Regional News
Marcy Dam after Irene. Photo:  Phil Brown, <em>Adirondack Explorer</em>, used with permission
Marcy Dam after Irene. Photo: Phil Brown, Adirondack Explorer, used with permission

Adirondacks: state to remove iconic Marcy Dam

Listen to this story
State officials have decided not to repair and restore Marcy Dam, the iconic structure in the High Peaks of the Adirondacks. The dam was heavily damaged during tropical storm Irene in 2011.

For decades, it was a popular destination for back country hikers and skiers. Phil Brown with Adirondack Explorer magazine broke the story about the decision and he spoke about it with Brian Mann.

Hear this

Download audio

Share this

Explore this

Reported by

Brian Mann
Adirondack Bureau Chief

The old view from Marcy Dam. Photo:  Bob Martin, used with permission
The old view from Marcy Dam. Photo: Bob Martin, used with permission
Brian Mann: It is an official decision that the DEC is going to not repair and replace this structure, but is going to remove it?

Phil Brown: Yes that’s their decision, although the public has the chance to comment on it. I don’t know what could change their mind but I suppose that’s a remote possibility.

Brian: Did this decision take you buy surprise?

Phil I wouldn’t say the decision took me by surprise, I think there was a greater chance that DEC would rebuild the Marcy Dam as opposed to the Duck Hole Dam which is much more remote in the wilderness.

Brian: Marcy Dam, for people who haven’t been there, can you describe what having that structure there before it blew out in the storm. What did people see when they arrived on the ski trail or hiked in there?

Phil: Well there’s a small pond surrounded by forests and with gorgeous views of Mount Colden and Avalanche Pass, and the slides on right peak.

Brian: The last couple of years since Irene hit, what do people see now?

Phil: Well it was a pond; basically it’s a mudflat now with a small stream running through it. So it’s not as pretty right now, but people say it could grow back and become a wetland and eventually a forest?.

Brian: So what do you think as a guy who has been in there many times and been through there? Is this a sad moment? Is it good to see it going back to a more pure wilderness look? How do you react?

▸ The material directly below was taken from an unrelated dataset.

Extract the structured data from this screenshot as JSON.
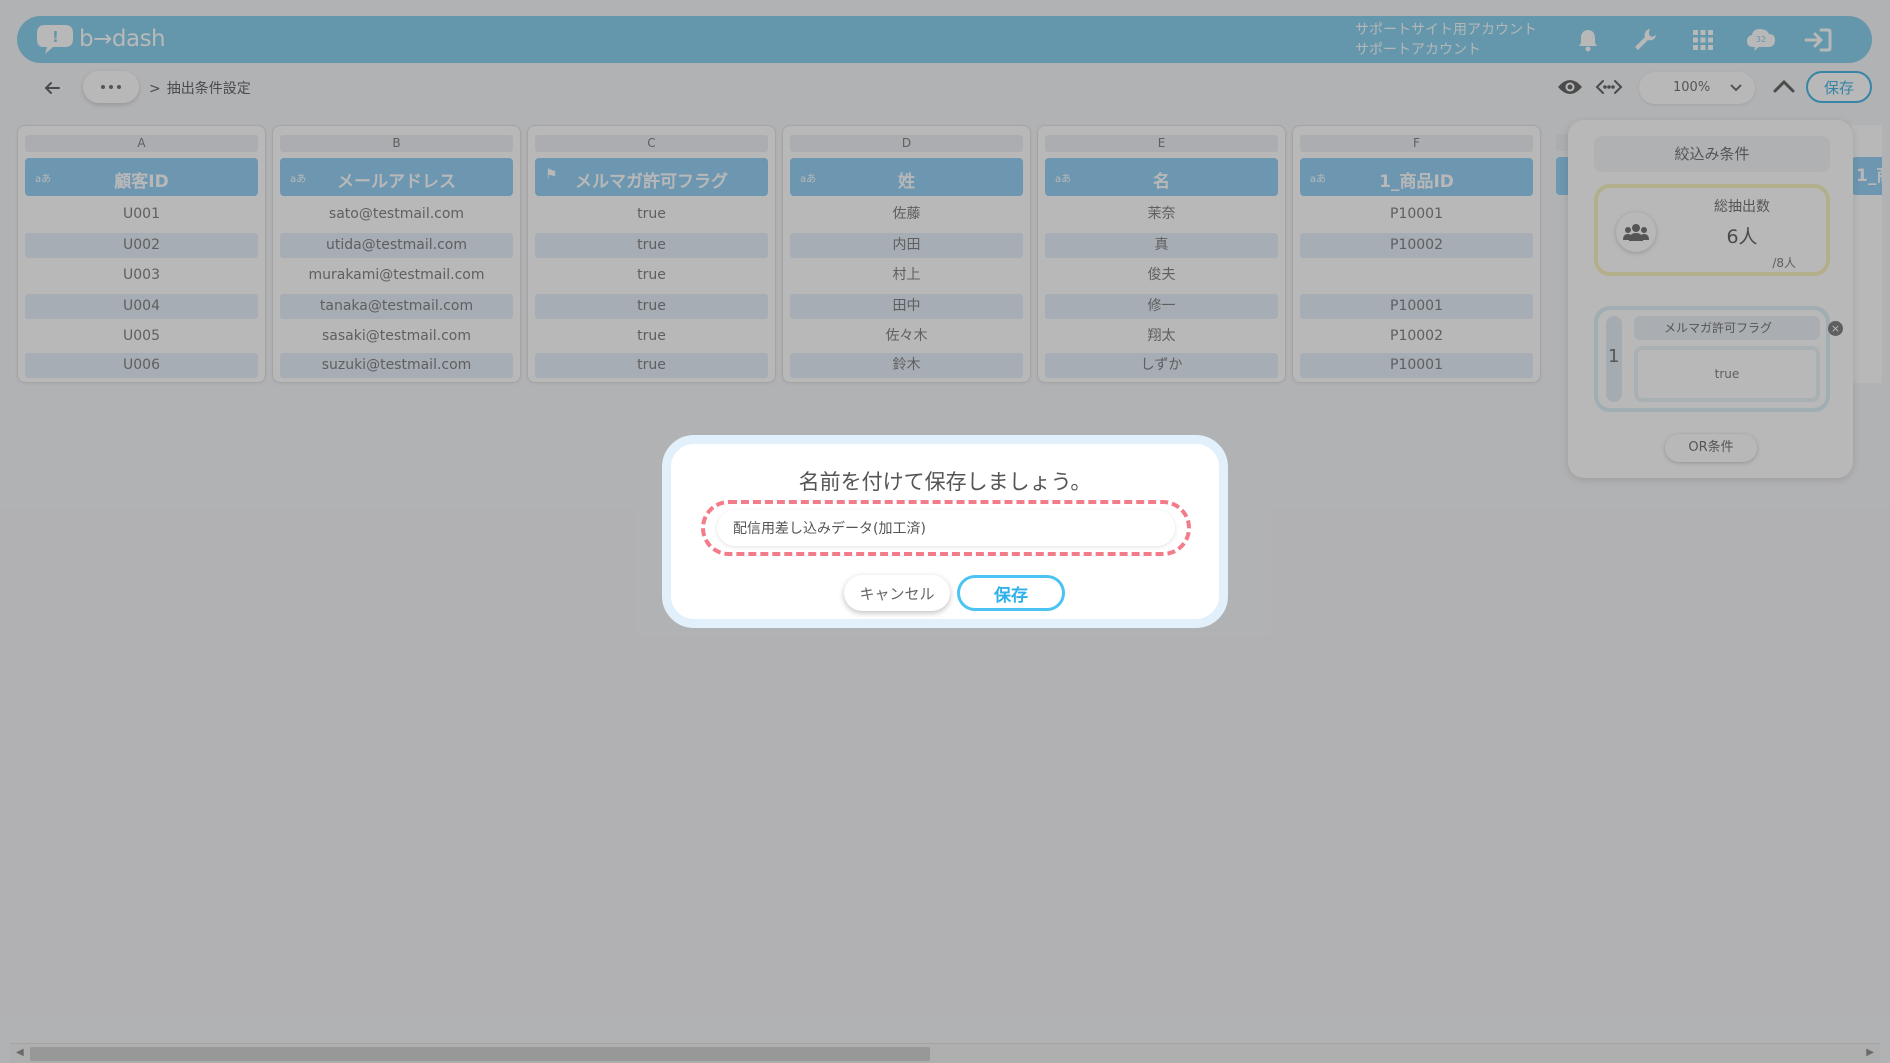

Phil: There’s no doubt there’s a lovely view, I’ve taken many pictures there myself. But I understand the decision. I think it’s very expensive to rebuild the dam and it is an unnatural structure in a wilderness area, which really doesn’t serve much purpose.

Visitor comments


NCPR is supported by:

This is a Visitor-Supported website.